Struggling from falling mobile phone sales, Telstra revenues have fallen to $12.34 billion, from $12.71 billion in the first half of fiscal 2009. The phone carrier is still confident that conditions will improve in the second half, after posting a fall in net profit to $1.85 billion, which is down 3.3 per cent on the previous period.Telstra said it was “facing challenges on a number of fronts”, including strong domestic competition, an accelerated move to wireless-only homes, tough operating conditions in Hong Kong and a strong Australian dollar.
“In the second half of the fiscal year we believe that we will see an improvement in a number of these dynamics,” Telstra said in a statement.
“However, continued domestic price competition and currency strength continue to present challenges for us.
Chief Executive Officer David Thodey said free cash flow increased by $708 million to $2,619 million for the first half of fiscal 2010, and that the company is on track to achieve its target of $6 billion of free cash flow by the end of fiscal 2010, although it now expects a low single digit decline in reported sales revenue for the year.
“Telstra has largely completed its major investments in new networks and operating systems. It is now crucial that we generate returns that reward our shareholders. We are pleased to report that our shareholders will receive a fully franked interim dividend of 14 cents per share for the half year,” Mr Thodey said.
Mr Thodey said the competitive challenges highlighted at the company’s annual investor update in October remained, with an increase in the rate of decline in fixed products and a further slowing in the take-up of fixed broadband. He said a strong Australian dollar continued to affect revenue from overseas subsidiaries.
“Overall, we have seen a decline in adjusted revenues in the first half despite good performances in mobile data, wireless broadband and IP data. This reflects challenging market conditions due to changing calling behaviors and stronger price competition.”
“These market trends are reflected in our current expectations for a low single digit decline in reported sales revenue in the business for full fiscal 2010 versus flattish previously.”
Telstra will pay an interim dividend of 14 cents, in line with last year.
The telco says it expects low single digit growth in earnings before interest, tax, depreciation and amortisation (EBITDA), with its EBITDA margin to be maintained.
Telstra said it was on track to achieve a $6 billion free cash flow for the full 2010 financial year.
With regard to its negotiations with the federal government over the national broadband network (NBN), Telstra said it remained “engaged in constructive talks with the government and NBN Co.”

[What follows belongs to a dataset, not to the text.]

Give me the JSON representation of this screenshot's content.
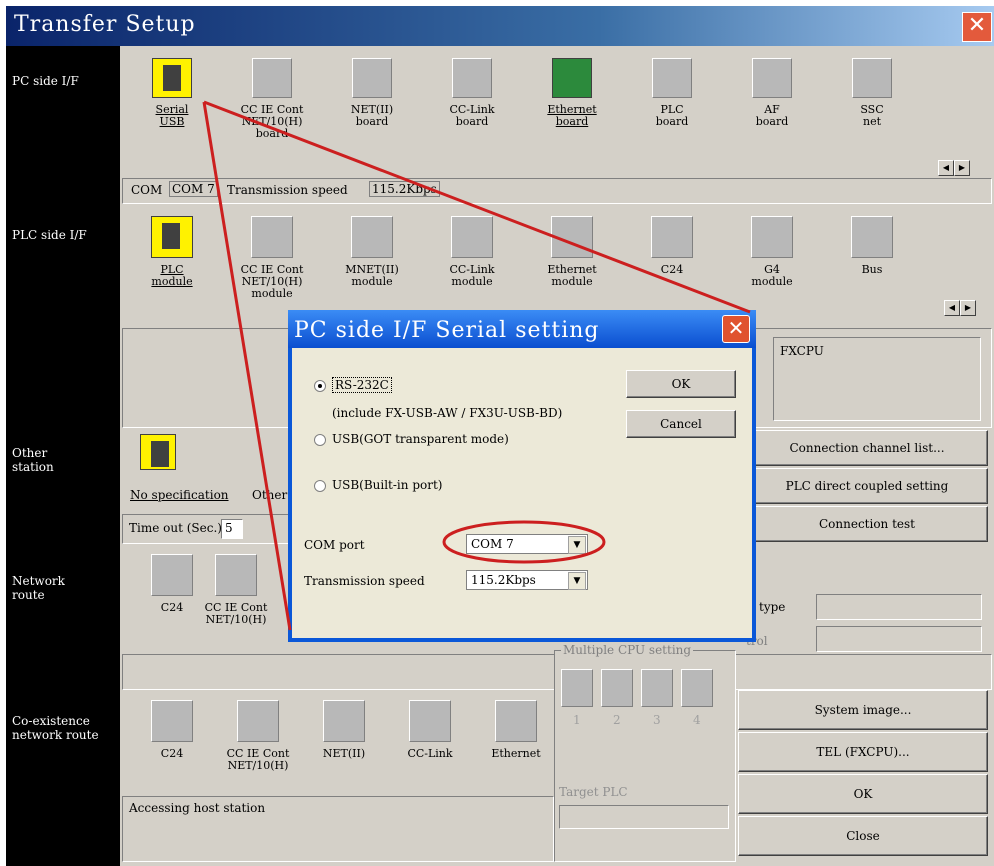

“We remain committed to try to find a mutually acceptable outcome, but the path ahead remains immensely complex,” the company said